This award couldn’t have come at a better time. With the pandemic, the city and state governments announced that they were going to cut funding to education. It is not uncommon for staff at my school to provide all their classes with binders, notebooks, writing utensils, paper, and various other school supplies. At the start of this pandemic, our school cannibalized itself to provide students with technology and the ability to continue their education remotely. This Amazon award for technology will provide us with the foundation to rebuild what we were forced to dismantle and disseminate.
The award recognized your work promoting diversity in computer science. Why is that important to you?
Computer science is largely perceived as a male-led and male-dominated field with a lower ratio of BIPOC than white men. The truth is that … from Ada Lovelace to Margaret Hamilton to Grace Hopper, we have women to thank for the development of the computer science field. I’m proud to say that out of the 18 students in my AP Computer Science Principles class in the 2019-2020 school year, all were BIPOC students and eight were girls. In the three years I’ve been teaching computer science courses, I’ve had students who at one point didn’t even consider a future in computer science to be realistic go on to study computer science-related majors in college.
Tell us about your own experience with school and how it affects your work today.
I grew up in Broward County in South Florida. The tragedy of September 11, 2001 happened when I was in fourth grade. After 9/11, I was warned by my mother to be careful what I say, even jokingly, because it could be misconstrued and I could face severe consequences that would impact my whole family. I was only 10 at the time but these were real fears Muslims had to navigate and still do to an extent. For years in school, I was subject to jokes about hiding terrorists in my home, having terrorists in my family, the importance of being cautious around me so I wouldn’t blow up, and other things that boiled my identity down to terrorism.

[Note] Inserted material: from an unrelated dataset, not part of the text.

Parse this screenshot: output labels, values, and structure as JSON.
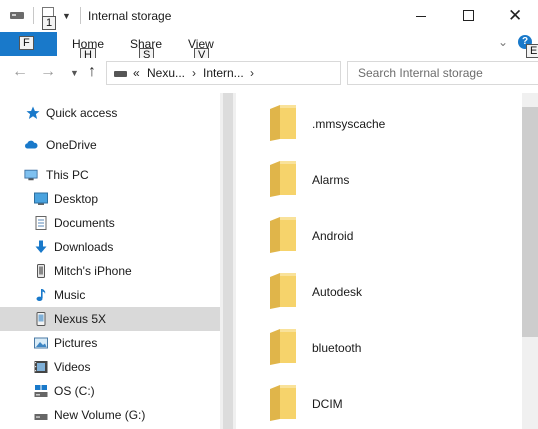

I take these experiences with me into the classroom every day as I reflect on my own biases. I try to watch my dialogue to avoid colloquial microaggressions that might negatively impact students. I work not to be offended when they inevitably call me out for something they felt was an injustice. Most of all, I believe in apologizing to students when I’ve made a mistake, no matter the magnitude.
How did you address the racism and social unrest of recent months with your students?
My classroom is a safe space, and students are allowed to say whatever they need to work through their thoughts, fears, and trauma without fear of judgement. These spaces can look like circles for discussion where one person speaks at a time, open forums in class where students speak and teachers guide discussions with questions, and opportunities for students to express themselves through writing. The nature of remote learning coupled with the sudden loss of our school’s principal, Erin Garry, shifted the community’s focus to dealing with our collective trauma and having individual conversations about the racism and social unrest at large.
Tell us about Principal Garry and how the school community is dealing with this loss at an already difficult time.
Our principal, Erin Garry, passed away suddenly on June 4. She was a leader in the community, a radical advocate for justice and equitable education, and an uplifting voice within our school to students and staff alike. Erin wore her heart on her sleeve and her emotions on her face. When she spoke to you, she made you comfortable and feel unconditionally accepted. She empowered our students — students marginalized by the school system at large and the institutional racism as a whole. She empowered our staff in ways as simple as words of motivation and as grand as expanding teacher leadership and pushing us to prioritize our mental health. I hope we can honor her legacy and continue her fight for justice, equity, acceptance, personal growth, and community.